However, learning a new language is easier said than done.  The time we can commit to it is limited because my husband works during the day whilst I care for the children, and then this is reversed three nights a week when I go out to work.  Ùlpan courses sound really effective but neither of us can go out twice a week for them, and the same applies to local beginners classes that I have found listed online.  Fortunately for us, I have begun An Cùrsa Inntrigidh, the course with a weekly phone tutorial and, though it is early days, so far it seems to be really good.  We all listen to the course work CDs in the car, I don’t need to leave the house for tutorials, and it helps to reinforce what we are learning as a family at the Saturday Gaelic Club.  Could I hold my own in a conversation with a native speaker?  No.  Not yet, anyway.  But it’s a start.

Of course, very few of these courses are free, and when finances are tight (as they are for us) the cost of courses is a major consideration.  I’m fortunate that I qualify for ILA funding but I have no idea how I’m going to pay for next term, which starts after the summer.  I’m sure we’re not the only family with those concerns, and this is just the tip of the iceberg – there are a number of issues that each family needs to address in order to start learning Gaelic.  So if your family is facing these or other/more obstacles, is it fair to be judged for choosing Gaelic medium education but not Gaelic family learning?

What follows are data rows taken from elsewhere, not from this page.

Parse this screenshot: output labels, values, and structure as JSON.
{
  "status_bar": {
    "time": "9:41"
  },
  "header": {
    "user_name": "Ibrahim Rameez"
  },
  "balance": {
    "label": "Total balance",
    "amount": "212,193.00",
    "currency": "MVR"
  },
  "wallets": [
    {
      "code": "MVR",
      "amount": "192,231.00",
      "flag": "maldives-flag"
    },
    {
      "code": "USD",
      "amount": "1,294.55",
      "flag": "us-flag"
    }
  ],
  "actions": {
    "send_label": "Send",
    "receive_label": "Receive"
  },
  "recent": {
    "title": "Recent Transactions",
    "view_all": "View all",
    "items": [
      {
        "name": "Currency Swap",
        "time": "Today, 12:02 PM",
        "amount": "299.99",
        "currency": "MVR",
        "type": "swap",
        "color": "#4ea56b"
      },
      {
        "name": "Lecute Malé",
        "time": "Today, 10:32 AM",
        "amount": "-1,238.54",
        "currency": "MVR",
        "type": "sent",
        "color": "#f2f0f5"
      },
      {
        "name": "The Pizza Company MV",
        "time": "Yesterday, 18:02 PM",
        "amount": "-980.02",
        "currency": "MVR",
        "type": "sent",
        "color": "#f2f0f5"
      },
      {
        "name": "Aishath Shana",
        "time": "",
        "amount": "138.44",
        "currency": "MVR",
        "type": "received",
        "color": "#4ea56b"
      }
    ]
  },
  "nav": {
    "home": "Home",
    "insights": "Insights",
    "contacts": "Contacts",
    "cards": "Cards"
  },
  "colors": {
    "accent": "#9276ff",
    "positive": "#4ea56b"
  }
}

Maybe we need to turn this issue on its head.  What does deciding not to learn Gaelic mean?  Will it mean, for instance, that homework, when not bilingual, becomes harder and harder to support them with?  Of course, homework should be a consolidation of what they’ve already learned but children often forget what they were asked to do, or don’t understand how something is worded in English, never mind Gaelic.  However, with a good support network of other parents I’m told that this is not an insurmountable challenge.  In fact, I believe there’s even a live homework help at night on www.gaelic4parents.com and I suppose we could see it as an extra opportunity to really share our children’s learning with them.  Every cloud has a silver lining, and all that.

For me, I wonder what it would suggest to my children if I didn’t make the effort.  How do I answer them if they ask me why it is important that they learn a new language and explore our heritage, but not me?  If I can put my hand on my heart and say that I have made an effort to learn, and am continuing to, is that a sufficient response, because surely there cannot be an expectation that as adult learners without the benefit of immersion that we must learn Gaelic to fluency in order to have our children qualify for GME?  Certainly, the school has never made me feel that it is a requirement.

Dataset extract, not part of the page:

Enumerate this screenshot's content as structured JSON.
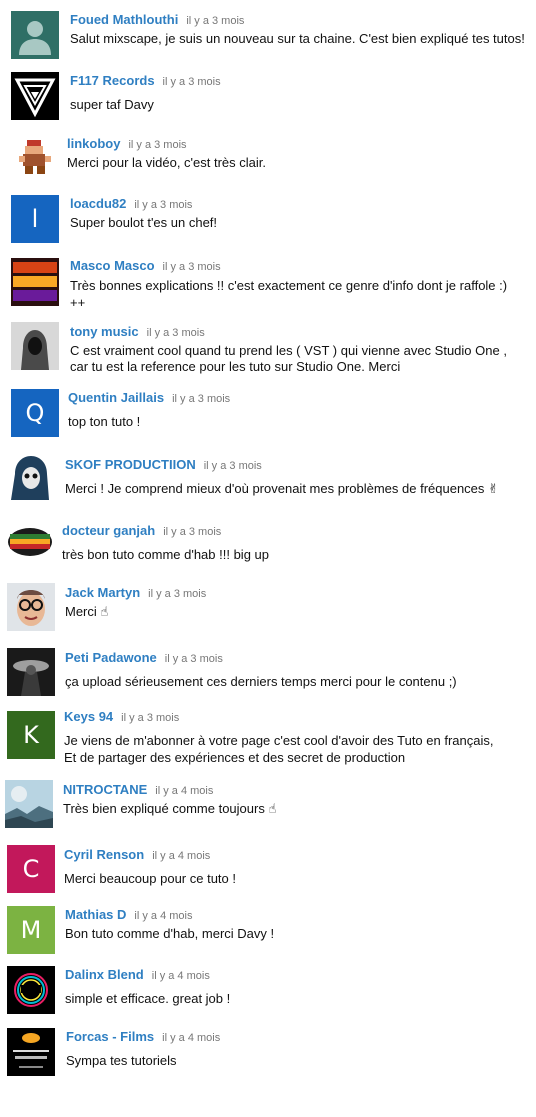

At the end of the day, I don’t believe there’s a right or wrong answer to this question that will fit everyone.  I’m sure that the school prefer families to learn Gaelic but they are well equipped to deal with supporting those families who, for whatever reason, are not in a position to do so.  Each family must make a decision based on their own circumstances and no one should be judged for whatever their decision may be.  For us, who knows what the future holds, but we have started out learning Gaelic as a family and I hope that that continues.